Website and app data records:

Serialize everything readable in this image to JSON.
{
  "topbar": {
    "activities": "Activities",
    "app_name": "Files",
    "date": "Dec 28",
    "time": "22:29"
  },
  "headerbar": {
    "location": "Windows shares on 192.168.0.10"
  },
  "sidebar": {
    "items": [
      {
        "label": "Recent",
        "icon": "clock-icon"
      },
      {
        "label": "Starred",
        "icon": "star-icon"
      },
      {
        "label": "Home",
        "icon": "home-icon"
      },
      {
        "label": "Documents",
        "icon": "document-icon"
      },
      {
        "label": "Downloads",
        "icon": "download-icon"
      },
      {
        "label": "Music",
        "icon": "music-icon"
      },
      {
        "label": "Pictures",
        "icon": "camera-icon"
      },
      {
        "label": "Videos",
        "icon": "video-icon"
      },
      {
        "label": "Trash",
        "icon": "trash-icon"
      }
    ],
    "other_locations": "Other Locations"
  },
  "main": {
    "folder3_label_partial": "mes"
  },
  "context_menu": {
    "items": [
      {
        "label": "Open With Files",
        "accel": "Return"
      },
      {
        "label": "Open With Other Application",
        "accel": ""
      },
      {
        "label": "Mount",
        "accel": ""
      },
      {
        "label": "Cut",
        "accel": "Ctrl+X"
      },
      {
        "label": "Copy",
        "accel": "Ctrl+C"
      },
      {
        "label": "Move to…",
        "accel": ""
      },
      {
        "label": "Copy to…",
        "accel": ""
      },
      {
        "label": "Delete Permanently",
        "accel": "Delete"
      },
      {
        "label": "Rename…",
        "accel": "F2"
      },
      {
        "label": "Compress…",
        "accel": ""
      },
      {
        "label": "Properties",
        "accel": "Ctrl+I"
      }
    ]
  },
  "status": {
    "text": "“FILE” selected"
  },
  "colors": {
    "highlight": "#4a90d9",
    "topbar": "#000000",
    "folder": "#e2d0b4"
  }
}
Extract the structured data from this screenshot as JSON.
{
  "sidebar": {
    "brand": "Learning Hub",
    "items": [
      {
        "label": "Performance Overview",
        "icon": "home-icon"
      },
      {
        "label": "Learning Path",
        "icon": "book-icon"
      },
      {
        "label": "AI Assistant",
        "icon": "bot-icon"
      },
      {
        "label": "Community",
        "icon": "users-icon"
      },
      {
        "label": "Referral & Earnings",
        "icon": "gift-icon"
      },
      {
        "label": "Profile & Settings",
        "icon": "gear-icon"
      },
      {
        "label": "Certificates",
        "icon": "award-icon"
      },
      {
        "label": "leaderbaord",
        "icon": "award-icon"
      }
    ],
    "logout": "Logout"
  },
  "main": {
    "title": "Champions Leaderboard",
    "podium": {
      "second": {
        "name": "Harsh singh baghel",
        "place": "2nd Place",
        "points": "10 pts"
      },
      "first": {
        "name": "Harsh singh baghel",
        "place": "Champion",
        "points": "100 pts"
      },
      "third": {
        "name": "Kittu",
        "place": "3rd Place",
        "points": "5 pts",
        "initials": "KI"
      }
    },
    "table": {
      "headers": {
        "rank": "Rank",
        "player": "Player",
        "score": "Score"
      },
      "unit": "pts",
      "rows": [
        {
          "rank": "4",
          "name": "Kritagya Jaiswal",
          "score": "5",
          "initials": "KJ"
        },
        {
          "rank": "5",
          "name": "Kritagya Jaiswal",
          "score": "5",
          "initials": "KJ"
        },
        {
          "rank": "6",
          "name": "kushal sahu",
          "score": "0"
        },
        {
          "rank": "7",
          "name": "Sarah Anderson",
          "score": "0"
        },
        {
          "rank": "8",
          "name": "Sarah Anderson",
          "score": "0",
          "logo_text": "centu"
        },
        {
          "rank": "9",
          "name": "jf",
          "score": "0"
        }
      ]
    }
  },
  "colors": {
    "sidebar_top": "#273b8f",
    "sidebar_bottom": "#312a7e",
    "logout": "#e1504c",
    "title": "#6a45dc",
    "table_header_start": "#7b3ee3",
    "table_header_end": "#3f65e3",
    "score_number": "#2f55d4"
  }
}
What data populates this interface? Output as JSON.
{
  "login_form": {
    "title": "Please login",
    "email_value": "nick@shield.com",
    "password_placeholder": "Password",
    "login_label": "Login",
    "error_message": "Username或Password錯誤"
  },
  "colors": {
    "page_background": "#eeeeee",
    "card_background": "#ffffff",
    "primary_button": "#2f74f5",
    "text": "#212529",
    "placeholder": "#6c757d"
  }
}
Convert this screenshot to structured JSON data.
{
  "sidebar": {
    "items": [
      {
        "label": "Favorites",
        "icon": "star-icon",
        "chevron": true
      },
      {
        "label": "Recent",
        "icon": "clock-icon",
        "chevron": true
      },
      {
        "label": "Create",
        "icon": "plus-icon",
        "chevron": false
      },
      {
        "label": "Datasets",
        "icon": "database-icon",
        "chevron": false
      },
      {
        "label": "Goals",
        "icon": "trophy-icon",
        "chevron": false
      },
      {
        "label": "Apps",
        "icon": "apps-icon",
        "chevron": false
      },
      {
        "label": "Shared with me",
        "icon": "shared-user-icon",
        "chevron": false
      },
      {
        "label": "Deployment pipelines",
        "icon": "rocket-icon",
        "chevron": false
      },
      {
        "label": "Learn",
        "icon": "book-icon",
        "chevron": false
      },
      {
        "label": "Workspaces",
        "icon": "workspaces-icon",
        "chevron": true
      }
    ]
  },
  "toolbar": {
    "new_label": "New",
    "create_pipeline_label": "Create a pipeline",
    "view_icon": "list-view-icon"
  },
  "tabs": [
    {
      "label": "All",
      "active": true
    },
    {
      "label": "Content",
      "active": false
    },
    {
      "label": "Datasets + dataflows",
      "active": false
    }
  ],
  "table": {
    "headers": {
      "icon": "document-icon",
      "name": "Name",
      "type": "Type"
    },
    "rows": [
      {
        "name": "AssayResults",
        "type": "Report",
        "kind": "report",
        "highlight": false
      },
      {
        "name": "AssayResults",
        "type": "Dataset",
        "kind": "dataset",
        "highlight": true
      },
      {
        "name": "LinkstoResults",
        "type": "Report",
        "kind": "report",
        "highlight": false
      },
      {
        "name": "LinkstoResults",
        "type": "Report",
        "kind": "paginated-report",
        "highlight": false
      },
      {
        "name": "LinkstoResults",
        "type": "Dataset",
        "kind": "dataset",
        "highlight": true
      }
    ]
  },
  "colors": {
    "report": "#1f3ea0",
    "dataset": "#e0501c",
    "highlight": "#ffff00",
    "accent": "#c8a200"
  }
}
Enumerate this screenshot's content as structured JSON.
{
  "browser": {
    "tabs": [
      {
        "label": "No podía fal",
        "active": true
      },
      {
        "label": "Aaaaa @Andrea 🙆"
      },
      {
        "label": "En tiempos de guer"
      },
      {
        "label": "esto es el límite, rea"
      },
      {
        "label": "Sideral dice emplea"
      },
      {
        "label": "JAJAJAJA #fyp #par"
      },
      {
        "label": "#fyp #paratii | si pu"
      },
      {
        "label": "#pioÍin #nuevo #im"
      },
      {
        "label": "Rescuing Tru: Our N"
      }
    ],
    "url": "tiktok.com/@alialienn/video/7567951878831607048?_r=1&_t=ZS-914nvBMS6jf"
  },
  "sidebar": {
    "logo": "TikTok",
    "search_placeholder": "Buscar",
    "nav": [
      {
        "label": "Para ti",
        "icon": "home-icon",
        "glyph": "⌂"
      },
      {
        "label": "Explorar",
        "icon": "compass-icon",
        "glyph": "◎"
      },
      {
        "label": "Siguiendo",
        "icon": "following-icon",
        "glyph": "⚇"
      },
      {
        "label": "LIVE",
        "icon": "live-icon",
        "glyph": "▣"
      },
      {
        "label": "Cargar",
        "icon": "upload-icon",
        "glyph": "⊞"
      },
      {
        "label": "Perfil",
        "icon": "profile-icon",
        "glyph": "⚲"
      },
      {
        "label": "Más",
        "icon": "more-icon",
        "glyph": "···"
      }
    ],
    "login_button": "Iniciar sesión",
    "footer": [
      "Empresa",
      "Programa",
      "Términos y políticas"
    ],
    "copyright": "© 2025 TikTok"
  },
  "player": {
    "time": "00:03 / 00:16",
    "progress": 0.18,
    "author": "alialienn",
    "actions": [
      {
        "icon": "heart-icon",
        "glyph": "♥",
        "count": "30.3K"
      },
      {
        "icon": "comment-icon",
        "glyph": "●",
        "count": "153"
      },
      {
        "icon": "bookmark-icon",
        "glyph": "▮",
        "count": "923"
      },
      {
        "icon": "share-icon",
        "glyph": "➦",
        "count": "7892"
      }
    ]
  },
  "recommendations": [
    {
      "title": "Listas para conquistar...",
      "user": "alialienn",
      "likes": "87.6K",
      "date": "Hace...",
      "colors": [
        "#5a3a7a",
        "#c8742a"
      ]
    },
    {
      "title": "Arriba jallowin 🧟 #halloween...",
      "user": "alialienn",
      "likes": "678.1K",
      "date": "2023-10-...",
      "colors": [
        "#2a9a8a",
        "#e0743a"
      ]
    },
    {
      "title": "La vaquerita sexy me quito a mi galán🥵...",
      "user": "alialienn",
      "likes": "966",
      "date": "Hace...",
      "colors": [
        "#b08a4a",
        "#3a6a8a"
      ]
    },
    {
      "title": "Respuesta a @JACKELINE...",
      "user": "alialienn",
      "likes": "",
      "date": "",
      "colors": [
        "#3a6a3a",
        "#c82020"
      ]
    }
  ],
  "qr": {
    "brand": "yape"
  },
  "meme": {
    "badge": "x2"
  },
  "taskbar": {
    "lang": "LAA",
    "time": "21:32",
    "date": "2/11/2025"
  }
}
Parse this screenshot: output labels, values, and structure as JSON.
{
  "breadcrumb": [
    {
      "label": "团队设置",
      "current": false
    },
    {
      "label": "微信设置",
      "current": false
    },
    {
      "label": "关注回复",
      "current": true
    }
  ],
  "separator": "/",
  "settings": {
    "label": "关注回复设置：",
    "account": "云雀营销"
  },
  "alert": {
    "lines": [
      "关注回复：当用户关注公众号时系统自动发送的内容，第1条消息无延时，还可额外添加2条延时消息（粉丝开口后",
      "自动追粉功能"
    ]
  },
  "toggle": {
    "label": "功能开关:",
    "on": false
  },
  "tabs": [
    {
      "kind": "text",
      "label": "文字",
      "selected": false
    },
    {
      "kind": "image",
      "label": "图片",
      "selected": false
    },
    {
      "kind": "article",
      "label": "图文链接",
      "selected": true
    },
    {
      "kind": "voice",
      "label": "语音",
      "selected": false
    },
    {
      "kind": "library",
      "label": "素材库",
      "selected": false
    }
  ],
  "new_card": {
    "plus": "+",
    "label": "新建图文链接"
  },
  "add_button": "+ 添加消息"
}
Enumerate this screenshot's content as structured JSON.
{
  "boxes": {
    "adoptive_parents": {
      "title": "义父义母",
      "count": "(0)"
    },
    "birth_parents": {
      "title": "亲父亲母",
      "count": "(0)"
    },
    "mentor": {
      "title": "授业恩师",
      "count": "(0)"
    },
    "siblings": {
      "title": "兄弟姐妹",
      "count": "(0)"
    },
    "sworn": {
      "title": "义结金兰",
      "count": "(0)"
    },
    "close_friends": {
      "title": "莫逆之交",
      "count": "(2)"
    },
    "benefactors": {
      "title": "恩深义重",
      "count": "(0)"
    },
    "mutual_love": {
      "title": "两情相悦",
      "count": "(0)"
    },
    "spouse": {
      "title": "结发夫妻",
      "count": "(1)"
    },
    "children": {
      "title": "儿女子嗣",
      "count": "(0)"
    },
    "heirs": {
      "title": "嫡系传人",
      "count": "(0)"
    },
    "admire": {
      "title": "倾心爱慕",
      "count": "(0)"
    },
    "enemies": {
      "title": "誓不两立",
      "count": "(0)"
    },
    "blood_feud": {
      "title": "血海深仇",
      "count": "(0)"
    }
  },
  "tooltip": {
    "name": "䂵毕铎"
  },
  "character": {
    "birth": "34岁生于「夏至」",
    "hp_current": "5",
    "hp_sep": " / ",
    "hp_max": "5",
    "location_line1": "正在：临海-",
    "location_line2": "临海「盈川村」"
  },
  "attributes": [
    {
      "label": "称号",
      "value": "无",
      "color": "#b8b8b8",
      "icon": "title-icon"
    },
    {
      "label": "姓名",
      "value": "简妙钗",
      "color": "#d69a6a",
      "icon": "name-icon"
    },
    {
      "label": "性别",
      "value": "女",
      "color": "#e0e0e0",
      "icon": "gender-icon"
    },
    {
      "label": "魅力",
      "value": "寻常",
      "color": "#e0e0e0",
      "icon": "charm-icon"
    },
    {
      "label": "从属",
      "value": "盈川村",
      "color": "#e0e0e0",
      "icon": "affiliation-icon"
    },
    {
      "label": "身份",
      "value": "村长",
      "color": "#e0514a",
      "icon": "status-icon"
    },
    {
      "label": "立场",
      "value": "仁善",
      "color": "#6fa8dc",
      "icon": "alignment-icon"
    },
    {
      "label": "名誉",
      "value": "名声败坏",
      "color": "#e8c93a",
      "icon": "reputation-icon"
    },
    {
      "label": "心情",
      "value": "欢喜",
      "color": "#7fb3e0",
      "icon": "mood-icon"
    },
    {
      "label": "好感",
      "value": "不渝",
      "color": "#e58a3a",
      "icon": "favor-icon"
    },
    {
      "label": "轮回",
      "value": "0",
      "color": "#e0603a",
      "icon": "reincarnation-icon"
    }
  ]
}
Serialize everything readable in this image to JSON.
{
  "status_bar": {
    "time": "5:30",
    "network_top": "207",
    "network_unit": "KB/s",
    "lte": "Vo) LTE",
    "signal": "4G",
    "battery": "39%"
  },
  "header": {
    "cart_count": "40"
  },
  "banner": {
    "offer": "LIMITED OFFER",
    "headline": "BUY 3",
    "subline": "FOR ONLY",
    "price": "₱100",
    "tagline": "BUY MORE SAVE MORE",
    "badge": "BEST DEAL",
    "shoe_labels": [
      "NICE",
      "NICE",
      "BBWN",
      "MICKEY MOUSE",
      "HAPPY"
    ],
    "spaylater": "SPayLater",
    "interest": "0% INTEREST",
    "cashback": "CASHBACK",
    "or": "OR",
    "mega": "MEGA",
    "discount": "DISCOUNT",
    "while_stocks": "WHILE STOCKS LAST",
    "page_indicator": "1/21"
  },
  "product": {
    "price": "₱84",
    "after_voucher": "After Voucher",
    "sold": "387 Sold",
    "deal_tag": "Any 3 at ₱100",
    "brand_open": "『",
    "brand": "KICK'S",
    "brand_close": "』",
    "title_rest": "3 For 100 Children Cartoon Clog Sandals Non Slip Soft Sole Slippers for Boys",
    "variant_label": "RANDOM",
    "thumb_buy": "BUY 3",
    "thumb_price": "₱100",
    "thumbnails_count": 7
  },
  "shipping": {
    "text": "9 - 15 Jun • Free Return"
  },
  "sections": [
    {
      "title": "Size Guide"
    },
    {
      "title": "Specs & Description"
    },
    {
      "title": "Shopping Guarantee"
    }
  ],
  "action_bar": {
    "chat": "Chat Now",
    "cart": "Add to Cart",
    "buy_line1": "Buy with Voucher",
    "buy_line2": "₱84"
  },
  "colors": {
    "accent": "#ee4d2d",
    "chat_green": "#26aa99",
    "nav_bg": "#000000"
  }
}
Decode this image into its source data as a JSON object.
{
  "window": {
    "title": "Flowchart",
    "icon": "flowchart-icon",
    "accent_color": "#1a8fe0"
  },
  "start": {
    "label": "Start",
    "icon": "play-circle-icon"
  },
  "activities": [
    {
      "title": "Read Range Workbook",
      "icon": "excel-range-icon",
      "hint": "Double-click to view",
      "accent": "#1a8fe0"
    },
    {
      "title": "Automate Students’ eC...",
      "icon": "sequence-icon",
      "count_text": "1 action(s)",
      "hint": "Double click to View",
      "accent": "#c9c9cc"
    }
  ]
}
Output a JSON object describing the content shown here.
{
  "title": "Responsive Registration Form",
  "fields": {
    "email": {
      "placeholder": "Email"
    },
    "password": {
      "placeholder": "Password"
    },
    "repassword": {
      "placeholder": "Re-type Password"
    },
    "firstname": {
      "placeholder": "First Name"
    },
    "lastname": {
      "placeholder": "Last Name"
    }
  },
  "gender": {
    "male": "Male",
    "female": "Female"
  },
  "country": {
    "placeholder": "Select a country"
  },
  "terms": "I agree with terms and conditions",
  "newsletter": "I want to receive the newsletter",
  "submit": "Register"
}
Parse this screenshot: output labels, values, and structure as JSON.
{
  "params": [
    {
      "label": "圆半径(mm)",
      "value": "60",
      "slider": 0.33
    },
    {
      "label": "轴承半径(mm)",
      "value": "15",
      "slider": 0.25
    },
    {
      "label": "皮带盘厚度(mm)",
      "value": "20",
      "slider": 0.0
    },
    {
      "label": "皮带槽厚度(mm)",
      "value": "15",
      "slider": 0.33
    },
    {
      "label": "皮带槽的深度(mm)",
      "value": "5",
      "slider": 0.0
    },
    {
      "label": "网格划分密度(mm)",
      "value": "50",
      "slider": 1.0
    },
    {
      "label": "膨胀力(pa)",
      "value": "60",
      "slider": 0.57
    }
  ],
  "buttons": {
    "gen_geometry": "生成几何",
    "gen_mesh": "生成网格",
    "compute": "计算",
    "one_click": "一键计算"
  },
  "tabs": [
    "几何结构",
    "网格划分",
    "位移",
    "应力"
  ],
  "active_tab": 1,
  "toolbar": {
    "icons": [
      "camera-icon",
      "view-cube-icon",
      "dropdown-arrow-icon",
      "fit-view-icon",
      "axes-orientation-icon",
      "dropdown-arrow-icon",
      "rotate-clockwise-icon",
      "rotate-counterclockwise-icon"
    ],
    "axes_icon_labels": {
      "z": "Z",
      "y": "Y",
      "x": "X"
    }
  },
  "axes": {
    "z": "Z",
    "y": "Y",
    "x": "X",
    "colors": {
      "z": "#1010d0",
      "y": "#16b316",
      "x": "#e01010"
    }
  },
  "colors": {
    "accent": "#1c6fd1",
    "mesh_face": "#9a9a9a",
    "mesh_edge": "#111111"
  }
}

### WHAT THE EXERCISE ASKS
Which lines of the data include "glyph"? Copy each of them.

### EXERCISE RESPONSE
        "glyph": "⌂"
        "glyph": "◎"
        "glyph": "⚇"
        "glyph": "▣"
        "glyph": "⊞"
        "glyph": "⚲"
        "glyph": "···"
        "glyph": "♥",
        "glyph": "●",
        "glyph": "▮",
        "glyph": "➦",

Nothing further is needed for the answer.